--- Instructions for the task ---
Write out the records again exactly. Nothing should be dropped.

--- Information given ---
※

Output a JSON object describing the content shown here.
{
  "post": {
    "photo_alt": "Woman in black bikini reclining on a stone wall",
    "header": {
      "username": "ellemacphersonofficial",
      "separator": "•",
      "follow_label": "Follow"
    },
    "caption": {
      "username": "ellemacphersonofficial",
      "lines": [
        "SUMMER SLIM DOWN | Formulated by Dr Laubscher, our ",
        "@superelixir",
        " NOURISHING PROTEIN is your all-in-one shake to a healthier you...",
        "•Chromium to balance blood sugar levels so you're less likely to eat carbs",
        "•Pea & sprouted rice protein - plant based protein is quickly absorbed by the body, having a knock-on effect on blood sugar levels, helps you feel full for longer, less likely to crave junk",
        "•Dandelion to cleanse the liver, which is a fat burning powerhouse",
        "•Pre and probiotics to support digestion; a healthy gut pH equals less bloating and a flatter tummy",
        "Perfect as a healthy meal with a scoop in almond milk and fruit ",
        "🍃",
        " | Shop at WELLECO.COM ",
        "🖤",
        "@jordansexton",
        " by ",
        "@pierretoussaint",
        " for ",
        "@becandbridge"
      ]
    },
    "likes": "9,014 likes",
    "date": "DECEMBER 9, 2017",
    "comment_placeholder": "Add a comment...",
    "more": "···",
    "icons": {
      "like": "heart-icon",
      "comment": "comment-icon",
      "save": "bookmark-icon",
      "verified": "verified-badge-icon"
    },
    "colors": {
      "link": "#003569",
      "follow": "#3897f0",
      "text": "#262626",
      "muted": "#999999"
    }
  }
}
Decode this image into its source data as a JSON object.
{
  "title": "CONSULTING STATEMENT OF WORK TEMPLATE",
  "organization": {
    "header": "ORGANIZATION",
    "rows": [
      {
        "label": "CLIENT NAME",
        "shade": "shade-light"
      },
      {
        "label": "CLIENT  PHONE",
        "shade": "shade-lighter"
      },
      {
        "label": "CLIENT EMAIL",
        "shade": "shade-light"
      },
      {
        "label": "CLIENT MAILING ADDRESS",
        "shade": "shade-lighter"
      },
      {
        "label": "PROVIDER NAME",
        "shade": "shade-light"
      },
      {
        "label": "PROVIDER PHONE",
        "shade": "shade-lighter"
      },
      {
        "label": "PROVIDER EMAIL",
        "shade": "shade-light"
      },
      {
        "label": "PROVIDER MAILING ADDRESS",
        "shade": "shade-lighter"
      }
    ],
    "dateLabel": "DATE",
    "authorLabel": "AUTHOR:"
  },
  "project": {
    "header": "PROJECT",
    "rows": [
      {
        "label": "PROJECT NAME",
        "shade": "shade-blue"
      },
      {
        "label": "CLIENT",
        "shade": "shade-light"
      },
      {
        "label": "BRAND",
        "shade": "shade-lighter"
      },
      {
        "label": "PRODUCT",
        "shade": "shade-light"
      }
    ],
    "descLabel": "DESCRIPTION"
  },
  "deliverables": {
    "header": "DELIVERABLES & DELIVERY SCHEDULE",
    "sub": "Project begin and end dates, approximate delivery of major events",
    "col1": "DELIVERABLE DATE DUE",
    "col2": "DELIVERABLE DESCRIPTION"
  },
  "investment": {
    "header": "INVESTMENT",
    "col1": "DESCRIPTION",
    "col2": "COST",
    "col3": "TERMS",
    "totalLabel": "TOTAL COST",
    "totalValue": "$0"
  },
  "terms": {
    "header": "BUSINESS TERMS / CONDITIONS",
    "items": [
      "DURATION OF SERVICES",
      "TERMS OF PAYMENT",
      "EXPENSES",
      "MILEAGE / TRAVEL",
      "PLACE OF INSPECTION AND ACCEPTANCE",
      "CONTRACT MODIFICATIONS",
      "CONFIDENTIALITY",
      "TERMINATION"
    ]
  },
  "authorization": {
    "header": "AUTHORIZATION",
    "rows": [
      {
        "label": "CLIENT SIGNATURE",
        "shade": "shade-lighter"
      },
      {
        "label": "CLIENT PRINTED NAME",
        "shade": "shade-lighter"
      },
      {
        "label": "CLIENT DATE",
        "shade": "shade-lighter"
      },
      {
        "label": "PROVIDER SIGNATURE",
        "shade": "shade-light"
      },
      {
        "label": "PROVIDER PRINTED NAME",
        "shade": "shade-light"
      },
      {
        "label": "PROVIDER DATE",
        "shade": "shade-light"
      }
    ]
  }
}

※

--- Solution to the exercise ---
Output a JSON object describing the content shown here.
{
  "post": {
    "photo_alt": "Woman in black bikini reclining on a stone wall",
    "header": {
      "username": "ellemacphersonofficial",
      "separator": "•",
      "follow_label": "Follow"
    },
    "caption": {
      "username": "ellemacphersonofficial",
      "lines": [
        "SUMMER SLIM DOWN | Formulated by Dr Laubscher, our ",
        "@superelixir",
        " NOURISHING PROTEIN is your all-in-one shake to a healthier you...",
        "•Chromium to balance blood sugar levels so you're less likely to eat carbs",
        "•Pea & sprouted rice protein - plant based protein is quickly absorbed by the body, having a knock-on effect on blood sugar levels, helps you feel full for longer, less likely to crave junk",
        "•Dandelion to cleanse the liver, which is a fat burning powerhouse",
        "•Pre and probiotics to support digestion; a healthy gut pH equals less bloating and a flatter tummy",
        "Perfect as a healthy meal with a scoop in almond milk and fruit ",
        "🍃",
        " | Shop at WELLECO.COM ",
        "🖤",
        "@jordansexton",
        " by ",
        "@pierretoussaint",
        " for ",
        "@becandbridge"
      ]
    },
    "likes": "9,014 likes",
    "date": "DECEMBER 9, 2017",
    "comment_placeholder": "Add a comment...",
    "more": "···",
    "icons": {
      "like": "heart-icon",
      "comment": "comment-icon",
      "save": "bookmark-icon",
      "verified": "verified-badge-icon"
    },
    "colors": {
      "link": "#003569",
      "follow": "#3897f0",
      "text": "#262626",
      "muted": "#999999"
    }
  }
}
Decode this image into its source data as a JSON object.
{
  "title": "CONSULTING STATEMENT OF WORK TEMPLATE",
  "organization": {
    "header": "ORGANIZATION",
    "rows": [
      {
        "label": "CLIENT NAME",
        "shade": "shade-light"
      },
      {
        "label": "CLIENT  PHONE",
        "shade": "shade-lighter"
      },
      {
        "label": "CLIENT EMAIL",
        "shade": "shade-light"
      },
      {
        "label": "CLIENT MAILING ADDRESS",
        "shade": "shade-lighter"
      },
      {
        "label": "PROVIDER NAME",
        "shade": "shade-light"
      },
      {
        "label": "PROVIDER PHONE",
        "shade": "shade-lighter"
      },
      {
        "label": "PROVIDER EMAIL",
        "shade": "shade-light"
      },
      {
        "label": "PROVIDER MAILING ADDRESS",
        "shade": "shade-lighter"
      }
    ],
    "dateLabel": "DATE",
    "authorLabel": "AUTHOR:"
  },
  "project": {
    "header": "PROJECT",
    "rows": [
      {
        "label": "PROJECT NAME",
        "shade": "shade-blue"
      },
      {
        "label": "CLIENT",
        "shade": "shade-light"
      },
      {
        "label": "BRAND",
        "shade": "shade-lighter"
      },
      {
        "label": "PRODUCT",
        "shade": "shade-light"
      }
    ],
    "descLabel": "DESCRIPTION"
  },
  "deliverables": {
    "header": "DELIVERABLES & DELIVERY SCHEDULE",
    "sub": "Project begin and end dates, approximate delivery of major events",
    "col1": "DELIVERABLE DATE DUE",
    "col2": "DELIVERABLE DESCRIPTION"
  },
  "investment": {
    "header": "INVESTMENT",
    "col1": "DESCRIPTION",
    "col2": "COST",
    "col3": "TERMS",
    "totalLabel": "TOTAL COST",
    "totalValue": "$0"
  },
  "terms": {
    "header": "BUSINESS TERMS / CONDITIONS",
    "items": [
      "DURATION OF SERVICES",
      "TERMS OF PAYMENT",
      "EXPENSES",
      "MILEAGE / TRAVEL",
      "PLACE OF INSPECTION AND ACCEPTANCE",
      "CONTRACT MODIFICATIONS",
      "CONFIDENTIALITY",
      "TERMINATION"
    ]
  },
  "authorization": {
    "header": "AUTHORIZATION",
    "rows": [
      {
        "label": "CLIENT SIGNATURE",
        "shade": "shade-lighter"
      },
      {
        "label": "CLIENT PRINTED NAME",
        "shade": "shade-lighter"
      },
      {
        "label": "CLIENT DATE",
        "shade": "shade-lighter"
      },
      {
        "label": "PROVIDER SIGNATURE",
        "shade": "shade-light"
      },
      {
        "label": "PROVIDER PRINTED NAME",
        "shade": "shade-light"
      },
      {
        "label": "PROVIDER DATE",
        "shade": "shade-light"
      }
    ]
  }
}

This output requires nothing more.